My aircraft was declared into maintenance therefore it gets free circulation?
Absolutely not. If it was declared into free circulation, the owner would have accounted for tax. If it is brought in for maintenance it should have been brought in under a temporary regime called Inward Processing, which is a tax suspension regime.

My aircraft is registered in a particular EU jurisdiction does that mean that I also get a VAT registration?
No, these are two completely separate matters with no cross over.

Your Five Step Business Jet Blueprint for Brexit

  1. There will be two separate customs areas: the UK and EU27

  2. There are a range of different options for both areas to suit all aircraft uses and operations

  3. Don't go for the easiest route if it is not the optimal solution

  4. Don't make assumptions

  5. Plan for the worst but hope for the best

Missed the live stream?
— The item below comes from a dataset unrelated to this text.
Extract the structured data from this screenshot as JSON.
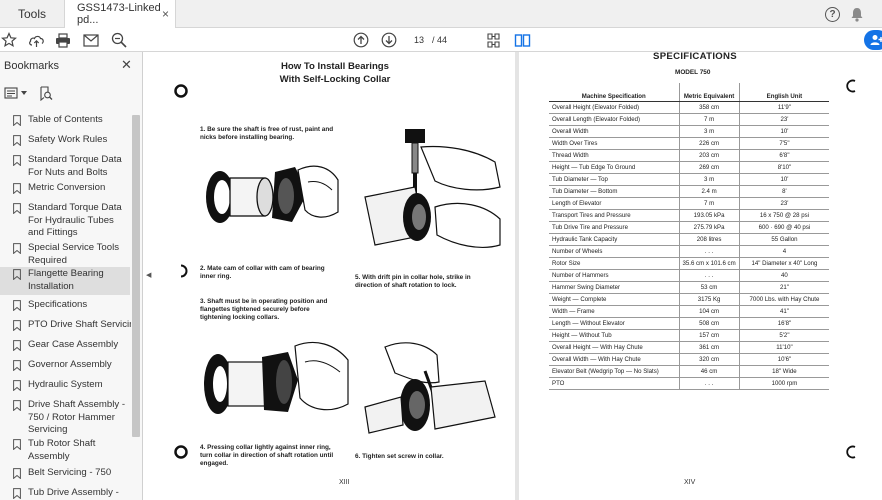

View the recording of 'Your Business Jet for Brexit' here.


The information included in this article is considered true and correct at the date of publication; changes to rules and regulation made after the time of publication may impact on the accuracy of the information referenced or inferred to in this article. The information in the article may change without notice and Martyn Fiddler Aviation is in no way liable for the accuracy of any information printed or stored or in any way interpreted and used by the user. This article or the information contained in it is not provided or intended to be used as advice of any form.
If you have any doubts or would like to discuss any aspect of this article, please do not hesitate to contact one of our experts who will be happy to discuss your individual circumstance.
About the author

Heather Gordon is Legal Director at Martyn Fiddler Aviation. Heather joined the team in 2013 having previously practiced within a leading Isle of Man law ...

Contact Heather Gordon